Photo of Katia Merten-Lentz

Katia Merten-Lentz, partner resident in the Firm’s Brussels and Paris offices, is a leading practitioner in European food, feed, and agricultural law. Her practice also extends to Environmental Law, Biotechnologies (new breeding technologies) and Cosmetics Law.

Ms. Merten-Lentz assists clients throughout the food chain with issues ranging from marketing (food labeling, health and nutrition claims, organic labels etc.) to innovation (nanomaterials, genetically modified organisms, novel foods). She also helps clients in the food and feed area obtaining European authorization for new additives, enzymes and novel foods. Read More

The controversy surrounding the safety evaluations of glyphosate by public European bodies, in particular the European Food Safety Agency (EFSA), has had its impact on the EU General Food Law reform, Katia Merten-Lentz, partner at Keller and Heckman, suggests. On June 13th, following the approval by the European Parliament on 17 April 2019,

Can halal meat be labelled as organic in the EU?

In early 2019, the European Union’s Court of Justice laid out the conditions under which the EU will allow their organic logo to be applied to meat products that have been ritually slaughtered. In our article for the French publication Les Marchés, we explore the

Earlier this month, Katia Merten-Lentz was interviewed by RTBF journalist Véronique Thyberghien on food additives in her live show, “Tendances Première.” Issues discussed during the interview include cross-border definition problems, correct labelling, consumer safety, and the “bio” food trend.

To access the full interview, click here.

This article was first published by IEG Policy  on May 29, 2019.

ANALYSIS

For the past few years, ever more European industries have been following the ‘clean label trend’, in response to consumers’ demand for more natural and authentic foodstuffs. This approach focuses, in particular, on the declaration of ingredients, to make it as clear

Today, the EU Official journal published Regulation (EU) 2019/787 on the definition, description, presentation and labelling of spirit drinks, the use of the names of spirit drinks in the presentation and labelling of other foodstuffs, the protection of geographical indications for spirit drinks, the use of ethyl alcohol and distillates of agricultural origin in alcoholic

Written by Katia Merten-Lentz[1]

European regulators have agreed key changes to the food safety authorization process in a bid to increase transparency and boost consumer trust. Katia Merten-Lentz, partner at Keller and Heckman, discusses the impact these changes could have.

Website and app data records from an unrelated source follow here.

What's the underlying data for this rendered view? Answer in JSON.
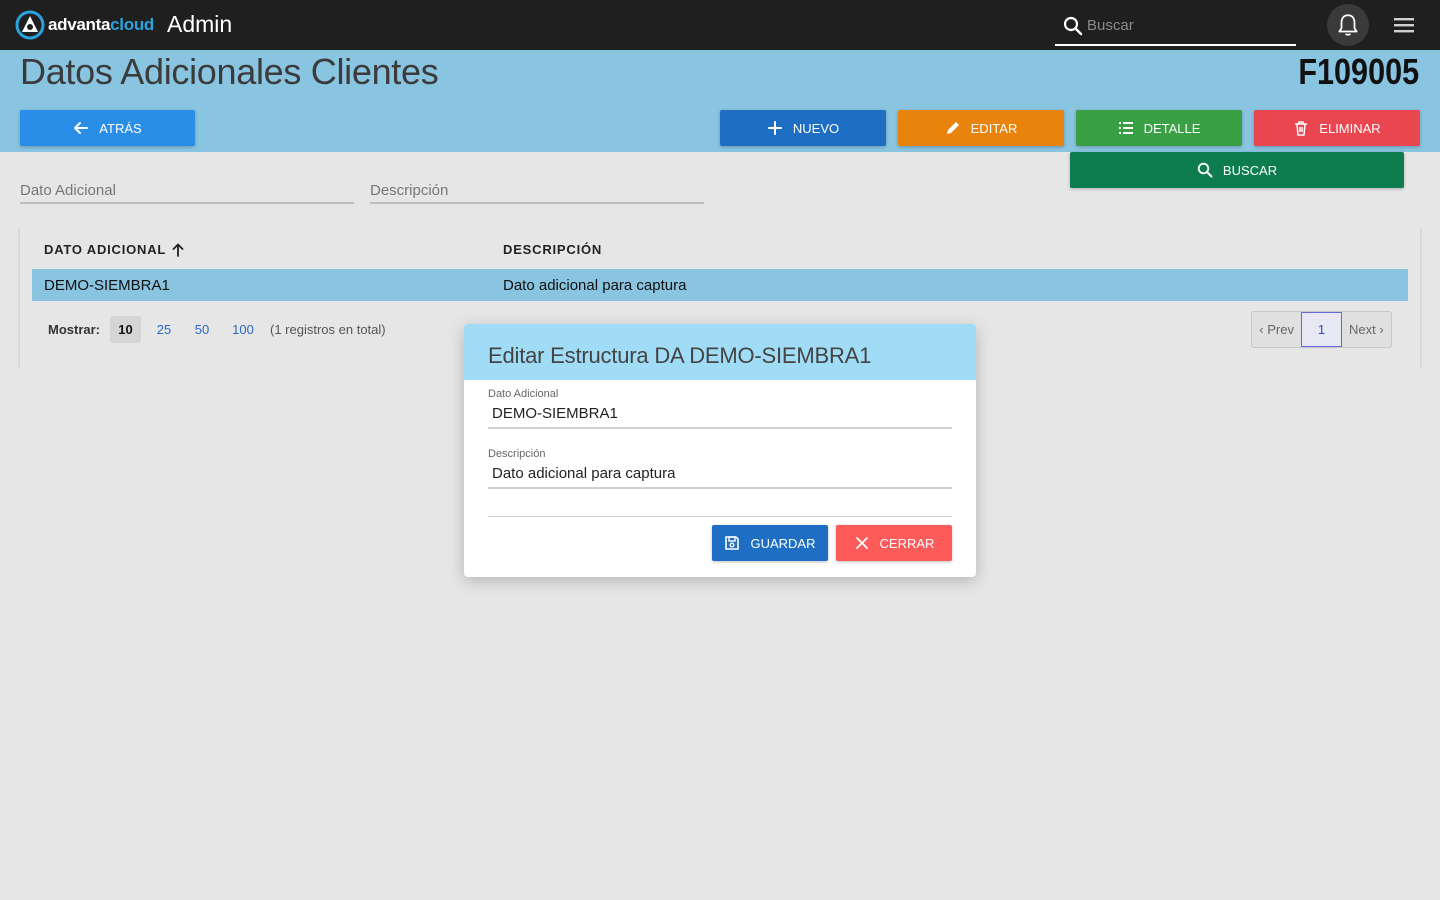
{
  "topbar": {
    "logo_text_1": "advanta",
    "logo_text_2": "cloud",
    "app_title": "Admin",
    "search_placeholder": "Buscar"
  },
  "header": {
    "title": "Datos Adicionales Clientes",
    "code": "F109005"
  },
  "actions": {
    "back": "ATRÁS",
    "new": "NUEVO",
    "edit": "EDITAR",
    "detail": "DETALLE",
    "delete": "ELIMINAR",
    "search": "BUSCAR"
  },
  "filters": {
    "dato_adicional_placeholder": "Dato Adicional",
    "descripcion_placeholder": "Descripción"
  },
  "table": {
    "columns": [
      "DATO ADICIONAL",
      "DESCRIPCIÓN"
    ],
    "sort_column": "DATO ADICIONAL",
    "sort_direction": "asc",
    "rows": [
      [
        "DEMO-SIEMBRA1",
        "Dato adicional para captura"
      ]
    ]
  },
  "pagination": {
    "show_label": "Mostrar:",
    "page_sizes": [
      "10",
      "25",
      "50",
      "100"
    ],
    "selected_page_size": "10",
    "total_text": "(1 registros en total)",
    "prev": "‹ Prev",
    "current_page": "1",
    "next": "Next ›"
  },
  "modal": {
    "title": "Editar Estructura DA DEMO-SIEMBRA1",
    "field_1_label": "Dato Adicional",
    "field_1_value": "DEMO-SIEMBRA1",
    "field_2_label": "Descripción",
    "field_2_value": "Dato adicional para captura",
    "save": "GUARDAR",
    "close": "CERRAR"
  },
  "colors": {
    "topbar": "#1f1f1f",
    "band": "#89c4e1",
    "modal_header": "#a0dcf6",
    "new": "#1e6fc4",
    "edit": "#e8830c",
    "detail": "#3aa046",
    "delete": "#e94650",
    "search": "#0e7d4e",
    "close": "#fd5a5a"
  }
}
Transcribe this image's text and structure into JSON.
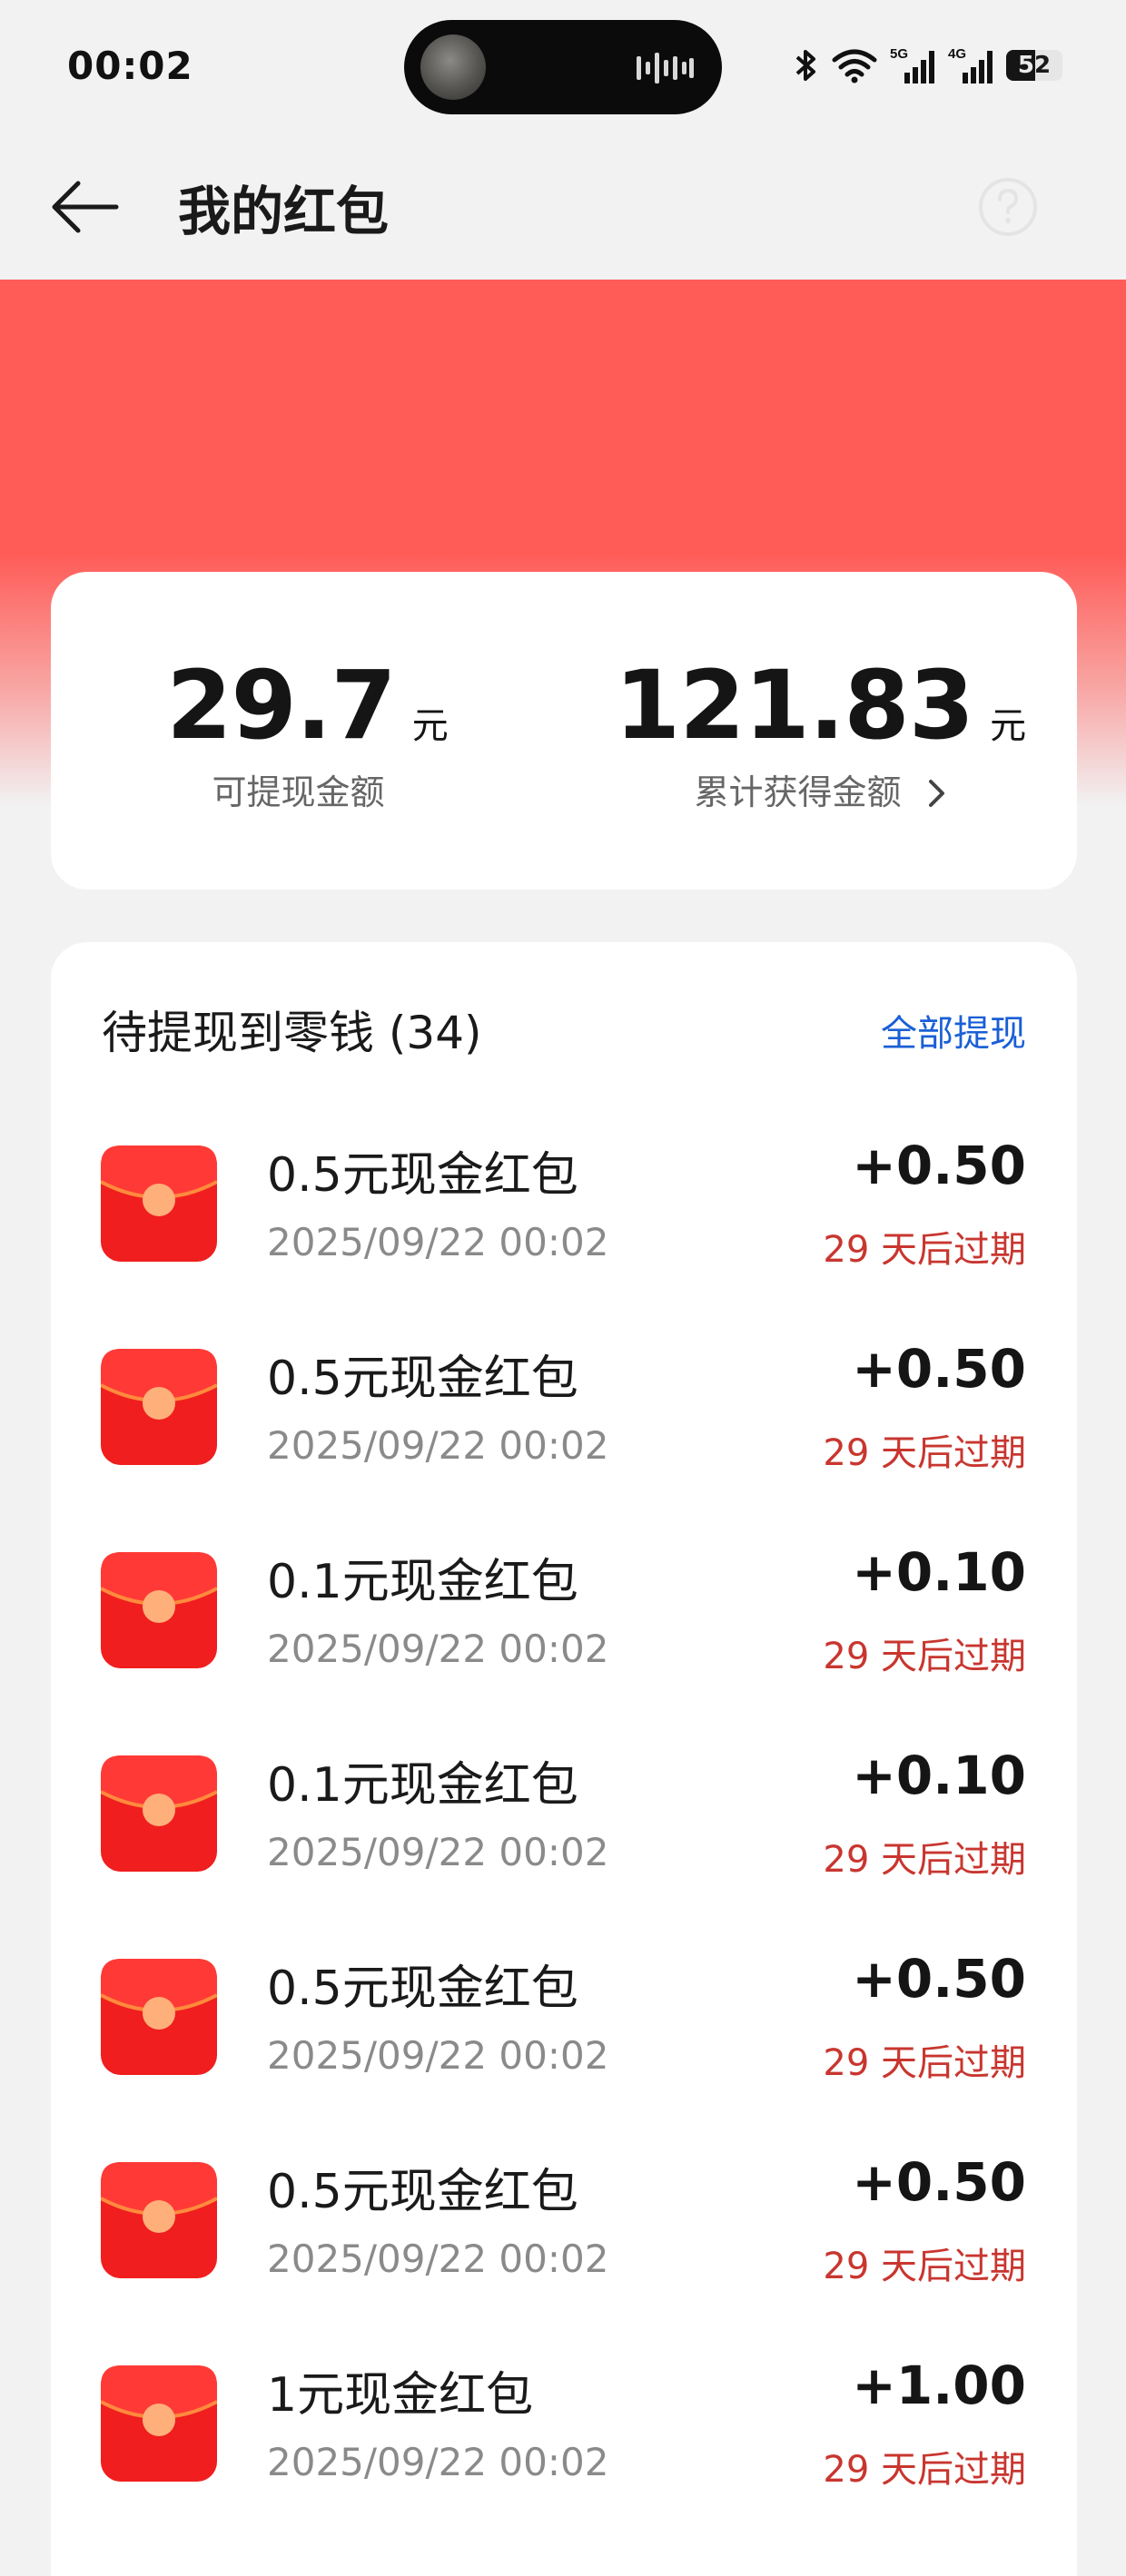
{
  "status_bar": {
    "time": "00:02",
    "network_5g": "5G",
    "network_4g": "4G",
    "battery": "52"
  },
  "header": {
    "title": "我的红包"
  },
  "summary": {
    "withdrawable": {
      "amount": "29.7",
      "unit": "元",
      "label": "可提现金额"
    },
    "total": {
      "amount": "121.83",
      "unit": "元",
      "label": "累计获得金额"
    }
  },
  "list": {
    "title": "待提现到零钱 (34)",
    "withdraw_all": "全部提现",
    "items": [
      {
        "name": "0.5元现金红包",
        "date": "2025/09/22 00:02",
        "amount": "+0.50",
        "expire": "29 天后过期"
      },
      {
        "name": "0.5元现金红包",
        "date": "2025/09/22 00:02",
        "amount": "+0.50",
        "expire": "29 天后过期"
      },
      {
        "name": "0.1元现金红包",
        "date": "2025/09/22 00:02",
        "amount": "+0.10",
        "expire": "29 天后过期"
      },
      {
        "name": "0.1元现金红包",
        "date": "2025/09/22 00:02",
        "amount": "+0.10",
        "expire": "29 天后过期"
      },
      {
        "name": "0.5元现金红包",
        "date": "2025/09/22 00:02",
        "amount": "+0.50",
        "expire": "29 天后过期"
      },
      {
        "name": "0.5元现金红包",
        "date": "2025/09/22 00:02",
        "amount": "+0.50",
        "expire": "29 天后过期"
      },
      {
        "name": "1元现金红包",
        "date": "2025/09/22 00:02",
        "amount": "+1.00",
        "expire": "29 天后过期"
      }
    ]
  },
  "colors": {
    "banner": "#ff5b57",
    "link": "#1a5fd6",
    "expire": "#c8362f",
    "envelope": "#f01e1e"
  },
  "icons": {
    "back": "arrow-left-icon",
    "help": "question-circle-icon",
    "chevron": "chevron-right-icon",
    "envelope": "red-envelope-icon"
  }
}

Earlier this month, the European Parliament approved by an undisputable majority (603 votes in

Below is a summary of the World Food Regulation Review, Vol. 28, Number 11, April 2019 article which was authored by Katia Merten-Lentz, Partner at Keller and Heckman, and Christophe Leprêtre, Regulatory and Scientific Affairs Counselor at Keller and Heckman.

The 51st meeting of the Codex Alimentarius Committee on Food Additives (CCFA51) finalizes most

This article was first published by EU Food Law on March 19, 2019.

Marketing Cannabidiol (CBD) in the EU has become more complex and, in some cases, is subject to national restrictions.

Shops selling products containing Cannabidiol (CBD) are popping-up across Europe drawing more and more attention on the legality, write Katia Merten-Lentz and Manon